Akan Gold-Weight in the Shape of the Sankofa Bird
These intricate figurines, made by skilled West African smiths, were measuring instruments central to world flows of capital and commerce through medieval and early modern times.
West Africa was one of the world’s main sources of gold from antiquity onwards. Keeping the location of the region’s gold-fields secret, the great empires of ancient Ghana (6th - 13th century), Mali (c. 1240-1645) and Songhai (c. 1460-1591), and later the Akan states of what Europeans called the Gold Coast, grew immensely rich by controlling the gold trade. For centuries these African states were admired by Muslim and European visitors for both their wealth and their sophistication. African gold traveled both by land across the Sahara to the cities of Egypt and the North African coast, and later also by sea to Europe and the Americas. It supplied the royal mints and treasuries of the Mediterranean kingdoms and Islamic, Portuguese, Dutch and British empires, and financed commercial activities and trade across the world. While over the centuries new sources of gold in the Americas, Southern Africa and Australia affected its relative position in world gold markets, the international gold trade has remained central in the economy of West Africa right up to the present.

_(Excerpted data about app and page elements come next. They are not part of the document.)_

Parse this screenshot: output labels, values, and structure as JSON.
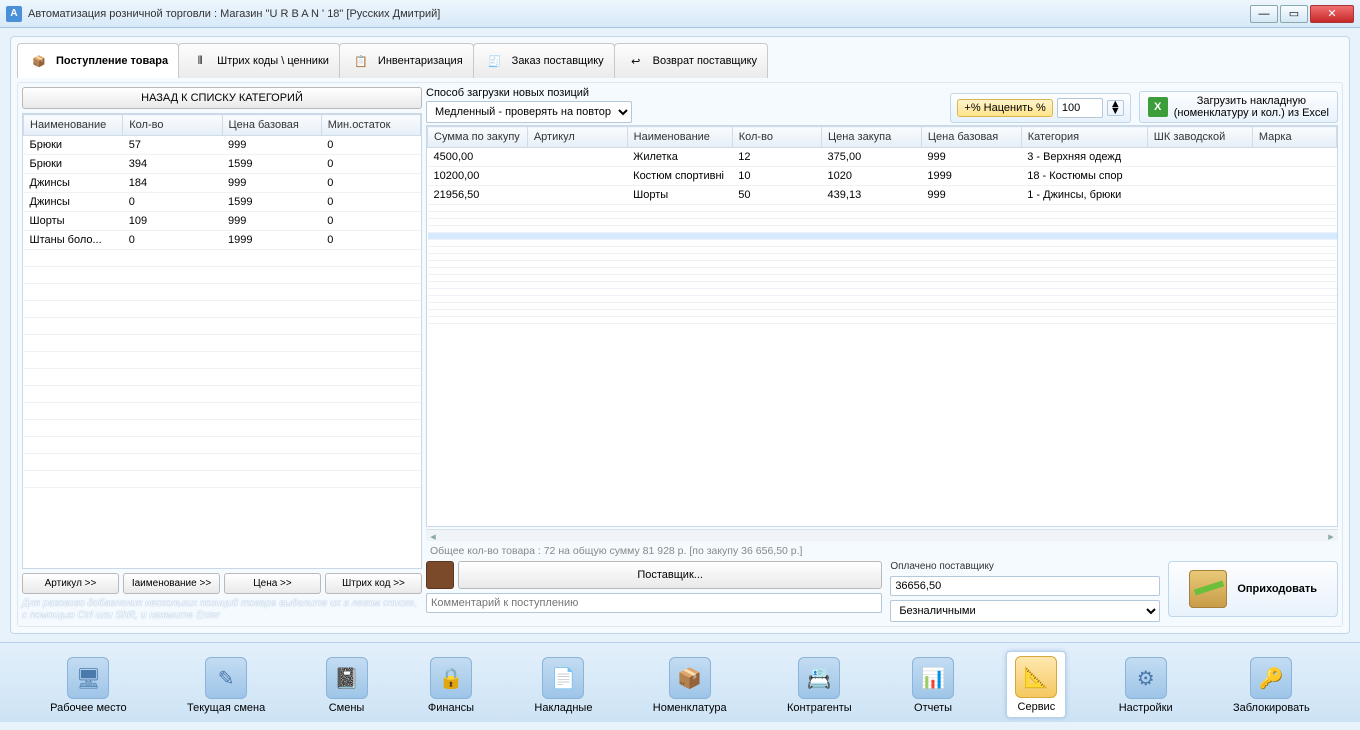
{
  "window": {
    "title": "Автоматизация розничной торговли : Магазин \"U R B A N ' 18\" [Русских Дмитрий]",
    "icon_letter": "A"
  },
  "tabs": [
    {
      "label": "Поступление товара",
      "active": true
    },
    {
      "label": "Штрих коды \\ ценники"
    },
    {
      "label": "Инвентаризация"
    },
    {
      "label": "Заказ поставщику"
    },
    {
      "label": "Возврат поставщику"
    }
  ],
  "left": {
    "back_btn": "НАЗАД К СПИСКУ КАТЕГОРИЙ",
    "headers": [
      "Наименование",
      "Кол-во",
      "Цена базовая",
      "Мин.остаток"
    ],
    "rows": [
      [
        "Брюки",
        "57",
        "999",
        "0"
      ],
      [
        "Брюки",
        "394",
        "1599",
        "0"
      ],
      [
        "Джинсы",
        "184",
        "999",
        "0"
      ],
      [
        "Джинсы",
        "0",
        "1599",
        "0"
      ],
      [
        "Шорты",
        "109",
        "999",
        "0"
      ],
      [
        "Штаны боло...",
        "0",
        "1999",
        "0"
      ]
    ],
    "quick": [
      "Артикул >>",
      "Iаименование >>",
      "Цена >>",
      "Штрих код >>"
    ],
    "hint": "Для разового добавления нескольких позиций товара выделите их в левом списке, с помощью Ctrl или Shift, и нажмите Enter"
  },
  "right": {
    "loadmode_label": "Способ загрузки новых позиций",
    "loadmode_value": "Медленный - проверять на повтор",
    "markup_chip": "Наценить %",
    "markup_value": "100",
    "loadexcel_line1": "Загрузить накладную",
    "loadexcel_line2": "(номенклатуру и кол.) из Excel",
    "headers": [
      "Сумма по закупу",
      "Артикул",
      "Наименование",
      "Кол-во",
      "Цена закупа",
      "Цена базовая",
      "Категория",
      "ШК заводской",
      "Марка"
    ],
    "rows": [
      [
        "4500,00",
        "",
        "Жилетка",
        "12",
        "375,00",
        "999",
        "3 - Верхняя одежд",
        "",
        ""
      ],
      [
        "10200,00",
        "",
        "Костюм спортивнi",
        "10",
        "1020",
        "1999",
        "18 - Костюмы спор",
        "",
        ""
      ],
      [
        "21956,50",
        "",
        "Шорты",
        "50",
        "439,13",
        "999",
        "1 - Джинсы, брюки",
        "",
        ""
      ]
    ],
    "summary": "Общее кол-во товара : 72 на общую сумму 81 928 р. [по закупу 36 656,50 р.]",
    "supplier_btn": "Поставщик...",
    "comment_placeholder": "Комментарий к поступлению",
    "paid_label": "Оплачено поставщику",
    "paid_value": "36656,50",
    "paymethod": "Безналичными",
    "receive_btn": "Оприходовать"
  },
  "bottombar": [
    {
      "label": "Рабочее место",
      "glyph": "🖥"
    },
    {
      "label": "Текущая смена",
      "glyph": "✎"
    },
    {
      "label": "Смены",
      "glyph": "📓"
    },
    {
      "label": "Финансы",
      "glyph": "🔒"
    },
    {
      "label": "Накладные",
      "glyph": "📄"
    },
    {
      "label": "Номенклатура",
      "glyph": "📦"
    },
    {
      "label": "Контрагенты",
      "glyph": "📇"
    },
    {
      "label": "Отчеты",
      "glyph": "📊"
    },
    {
      "label": "Сервис",
      "glyph": "📐",
      "active": true
    },
    {
      "label": "Настройки",
      "glyph": "⚙"
    },
    {
      "label": "Заблокировать",
      "glyph": "🔑"
    }
  ]
}
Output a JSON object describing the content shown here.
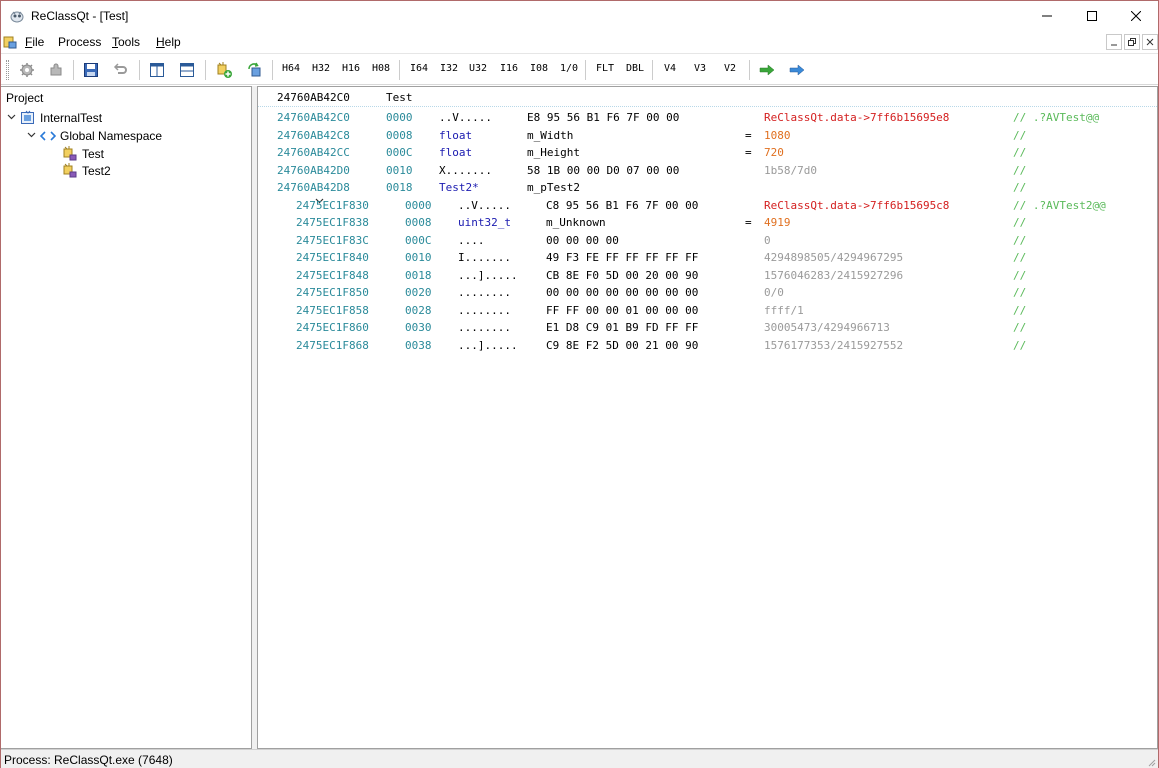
{
  "window": {
    "title": "ReClassQt - [Test]"
  },
  "menu": {
    "items": [
      {
        "label": "File",
        "u": "F",
        "rest": "ile"
      },
      {
        "label": "Process",
        "u": "",
        "rest": "Process"
      },
      {
        "label": "Tools",
        "u": "T",
        "rest": "ools"
      },
      {
        "label": "Help",
        "u": "H",
        "rest": "elp"
      }
    ]
  },
  "toolbar": {
    "icons": [
      "settings-icon",
      "plugin-icon",
      "save-icon",
      "undo-icon",
      "split-vertical-icon",
      "split-horizontal-icon",
      "add-class-icon",
      "refresh-class-icon"
    ],
    "type_buttons": [
      "H64",
      "H32",
      "H16",
      "H08",
      "I64",
      "I32",
      "U32",
      "I16",
      "I08",
      "1/0",
      "FLT",
      "DBL",
      "V4",
      "V3",
      "V2"
    ],
    "colors": {
      "arrow_green": "#3aa63a",
      "arrow_blue": "#3a8ad8"
    }
  },
  "project": {
    "title": "Project",
    "tree": [
      {
        "label": "InternalTest",
        "level": 0,
        "expanded": true,
        "icon": "project-icon"
      },
      {
        "label": "Global Namespace",
        "level": 1,
        "expanded": true,
        "icon": "namespace-icon"
      },
      {
        "label": "Test",
        "level": 2,
        "icon": "class-icon"
      },
      {
        "label": "Test2",
        "level": 2,
        "icon": "class-icon"
      }
    ]
  },
  "memory": {
    "header": {
      "address": "24760AB42C0",
      "class_name": "Test"
    },
    "rows": [
      {
        "addr": "24760AB42C0",
        "off": "0000",
        "kind": "ascii",
        "ascii": "..V.....",
        "hex": "E8 95 56 B1 F6 7F 00 00",
        "value": "ReClassQt.data->7ff6b15695e8",
        "value_style": "ptr",
        "comment": "// .?AVTest@@"
      },
      {
        "addr": "24760AB42C8",
        "off": "0008",
        "kind": "typed",
        "type": "float",
        "name": "m_Width",
        "eq": "=",
        "value": "1080",
        "value_style": "val",
        "comment": "//"
      },
      {
        "addr": "24760AB42CC",
        "off": "000C",
        "kind": "typed",
        "type": "float",
        "name": "m_Height",
        "eq": "=",
        "value": "720",
        "value_style": "val",
        "comment": "//"
      },
      {
        "addr": "24760AB42D0",
        "off": "0010",
        "kind": "ascii",
        "ascii": "X.......",
        "hex": "58 1B 00 00 D0 07 00 00",
        "value": "1b58/7d0",
        "value_style": "gray",
        "comment": "//"
      },
      {
        "addr": "24760AB42D8",
        "off": "0018",
        "kind": "pointer",
        "type": "Test2*",
        "name": "m_pTest2",
        "expanded": true,
        "comment": "//"
      },
      {
        "addr": "2475EC1F830",
        "off": "0000",
        "kind": "ascii",
        "indent": true,
        "ascii": "..V.....",
        "hex": "C8 95 56 B1 F6 7F 00 00",
        "value": "ReClassQt.data->7ff6b15695c8",
        "value_style": "ptr",
        "comment": "// .?AVTest2@@"
      },
      {
        "addr": "2475EC1F838",
        "off": "0008",
        "kind": "typed",
        "indent": true,
        "type": "uint32_t",
        "name": "m_Unknown",
        "eq": "=",
        "value": "4919",
        "value_style": "val",
        "comment": "//"
      },
      {
        "addr": "2475EC1F83C",
        "off": "000C",
        "kind": "ascii",
        "indent": true,
        "ascii": "....",
        "hex": "00 00 00 00",
        "value": "0",
        "value_style": "gray",
        "comment": "//"
      },
      {
        "addr": "2475EC1F840",
        "off": "0010",
        "kind": "ascii",
        "indent": true,
        "ascii": "I.......",
        "hex": "49 F3 FE FF FF FF FF FF",
        "value": "4294898505/4294967295",
        "value_style": "gray",
        "comment": "//"
      },
      {
        "addr": "2475EC1F848",
        "off": "0018",
        "kind": "ascii",
        "indent": true,
        "ascii": "...].....",
        "hex": "CB 8E F0 5D 00 20 00 90",
        "value": "1576046283/2415927296",
        "value_style": "gray",
        "comment": "//"
      },
      {
        "addr": "2475EC1F850",
        "off": "0020",
        "kind": "ascii",
        "indent": true,
        "ascii": "........",
        "hex": "00 00 00 00 00 00 00 00",
        "value": "0/0",
        "value_style": "gray",
        "comment": "//"
      },
      {
        "addr": "2475EC1F858",
        "off": "0028",
        "kind": "ascii",
        "indent": true,
        "ascii": "........",
        "hex": "FF FF 00 00 01 00 00 00",
        "value": "ffff/1",
        "value_style": "gray",
        "comment": "//"
      },
      {
        "addr": "2475EC1F860",
        "off": "0030",
        "kind": "ascii",
        "indent": true,
        "ascii": "........",
        "hex": "E1 D8 C9 01 B9 FD FF FF",
        "value": "30005473/4294966713",
        "value_style": "gray",
        "comment": "//"
      },
      {
        "addr": "2475EC1F868",
        "off": "0038",
        "kind": "ascii",
        "indent": true,
        "ascii": "...].....",
        "hex": "C9 8E F2 5D 00 21 00 90",
        "value": "1576177353/2415927552",
        "value_style": "gray",
        "comment": "//"
      }
    ]
  },
  "status": {
    "text": "Process: ReClassQt.exe (7648)"
  }
}
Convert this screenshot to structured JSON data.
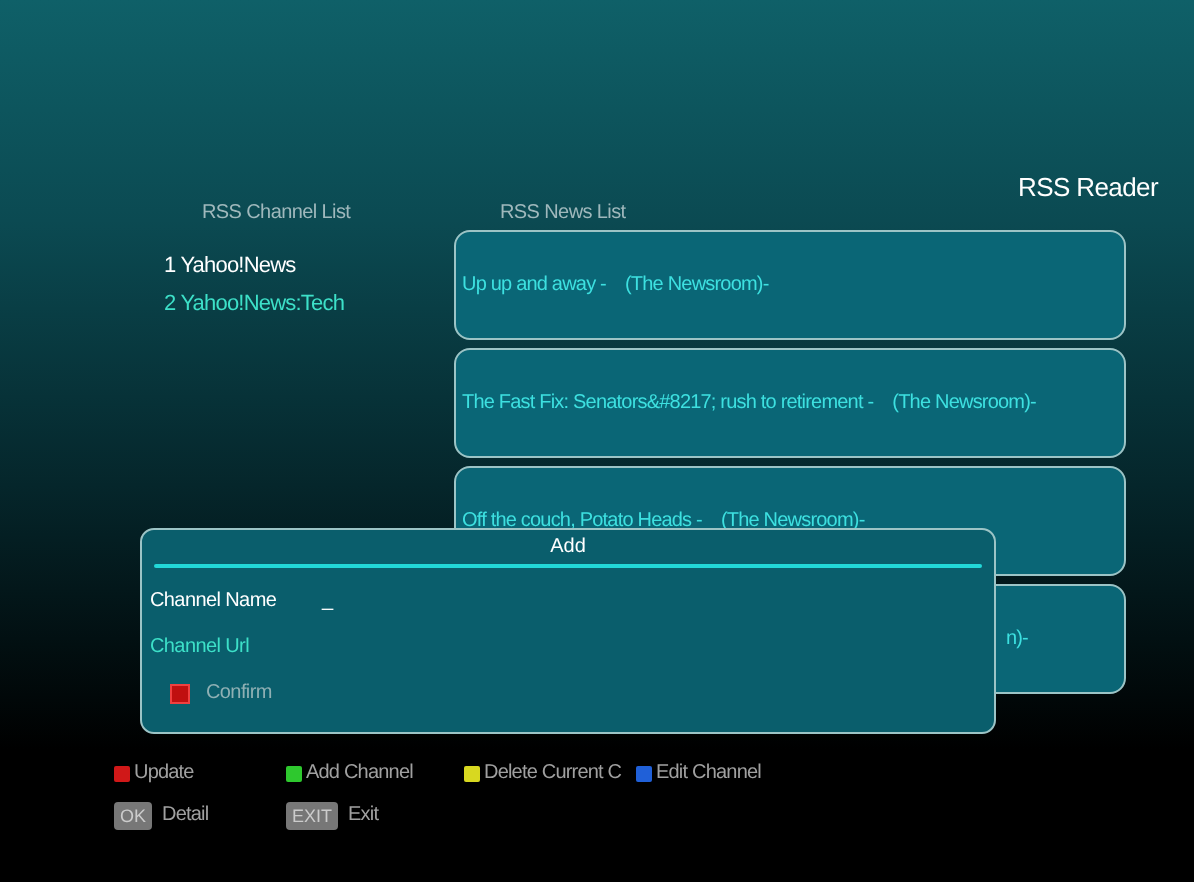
{
  "header": {
    "title": "RSS Reader"
  },
  "channel_list": {
    "heading": "RSS Channel List",
    "items": [
      {
        "number": "1",
        "name": "Yahoo!News",
        "selected": false
      },
      {
        "number": "2",
        "name": "Yahoo!News:Tech",
        "selected": true
      }
    ]
  },
  "news_list": {
    "heading": "RSS News List",
    "items": [
      {
        "text": "Up up and away -    (The Newsroom)-",
        "kind": "full"
      },
      {
        "text": "The Fast Fix: Senators&#8217; rush to retirement -    (The Newsroom)-",
        "kind": "full"
      },
      {
        "text": "Off the couch, Potato Heads -    (The Newsroom)-",
        "kind": "full"
      },
      {
        "text": "n)-",
        "kind": "tail"
      }
    ]
  },
  "dialog": {
    "title": "Add",
    "rows": [
      {
        "kind": "field",
        "label": "Channel Name",
        "value": "_",
        "selected": false
      },
      {
        "kind": "field",
        "label": "Channel Url",
        "selected": true
      },
      {
        "kind": "button",
        "label": "Confirm",
        "selected": false
      }
    ]
  },
  "legend": [
    [
      {
        "kind": "color",
        "color": "#d01818",
        "label": "Update"
      },
      {
        "kind": "color",
        "color": "#2ec82e",
        "label": "Add Channel"
      },
      {
        "kind": "color",
        "color": "#d8d820",
        "label": "Delete Current C"
      },
      {
        "kind": "color",
        "color": "#2060d8",
        "label": "Edit Channel"
      }
    ],
    [
      {
        "kind": "key",
        "key": "OK",
        "label": "Detail"
      },
      {
        "kind": "key",
        "key": "EXIT",
        "label": "Exit"
      }
    ]
  ]
}
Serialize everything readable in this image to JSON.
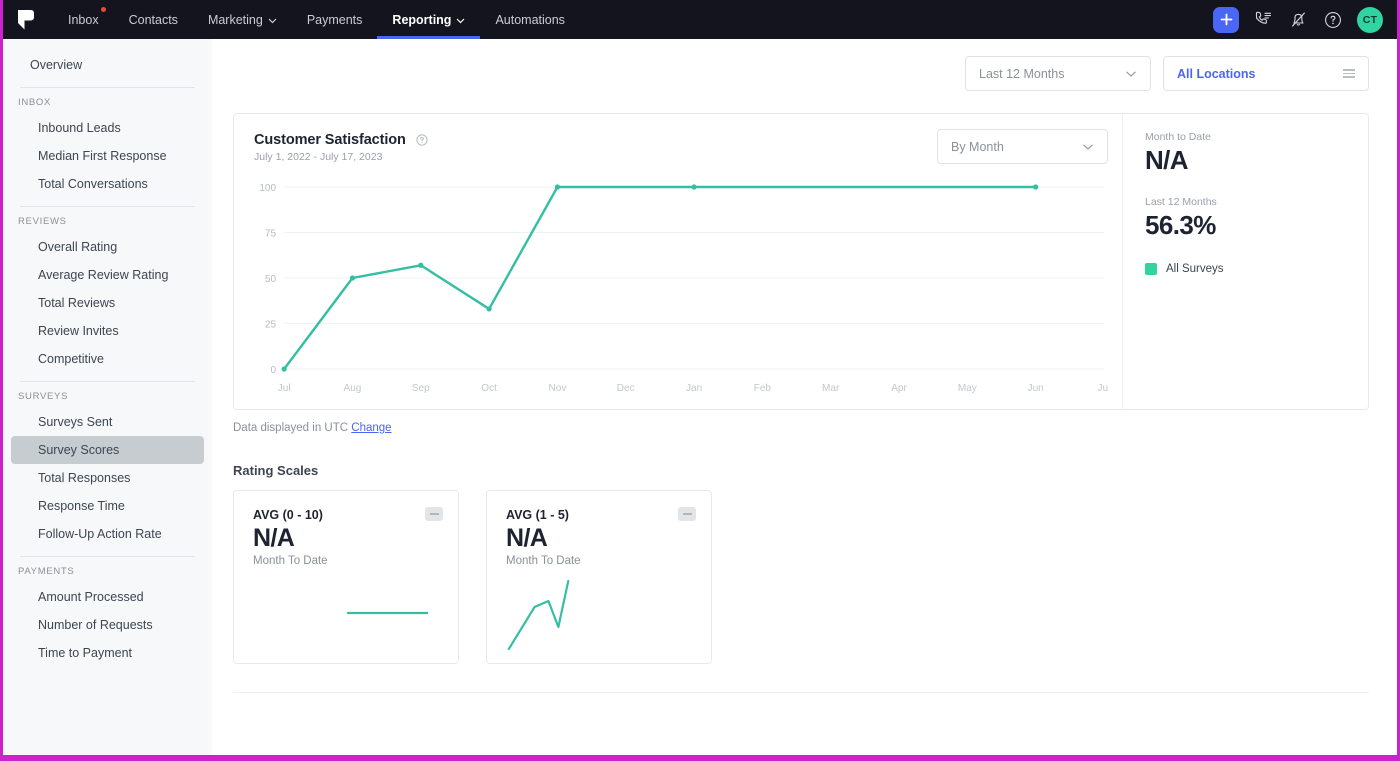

Gold-dust allows for more versatile transactions than bullion. West African smiths began to make gold-weights for weighing out precise quantities of the dust in around 1400. The complete apparatus for storing and weighing gold-dust comprised scales, scoops, and elaborate and beautiful boxes as well as the gold-weights, designed as geometric forms, scenes from everyday life, and real or mythical animals such as the sankofa bird shown here, whose backward-turned head represents the proverb “One must turn to the past to move forward.” Most weights were made of brass, typically using the lost-wax technique. African smiths had long been skilled as iron-workers; brass-casting and the lost-wax method may have been introduced with other Islamic techniques and practices as West African states Islamized from about 1000. The gold-weight was first modeled in wax then covered in clay to form the mold; the clay was heated so that the wax ran out, then molten brass was poured into the mold and allowed to cool. Portuguese, Muslim and local trade operated using different metrics, and Akan communities produced weights corresponding to each system. It was crucial that the brass figure weigh exactly the right amount. As the designs were so elaborate a slight mismatch was frequent, so once cast the weight might have to be filed down a little, or otherwise adjusted.
Accurate weighing is a tricky technique, made more difficult in the case of gold-dust because it is both slightly sticky and easily spilled. Brass-smiths made two sizes of scales, one for bigger amounts, the smaller so light and delicate that a breath of wind could disrupt the operation. Akan boys began training in the art of handling gold-dust as adolescents. As well as technical competence, this was deemed a training in personal qualities prized in Akan society: accuracy, steadiness, judgment and even-handedness.
Carll H. de Silver Fund, Arts of Africa collection, Brooklyn Museum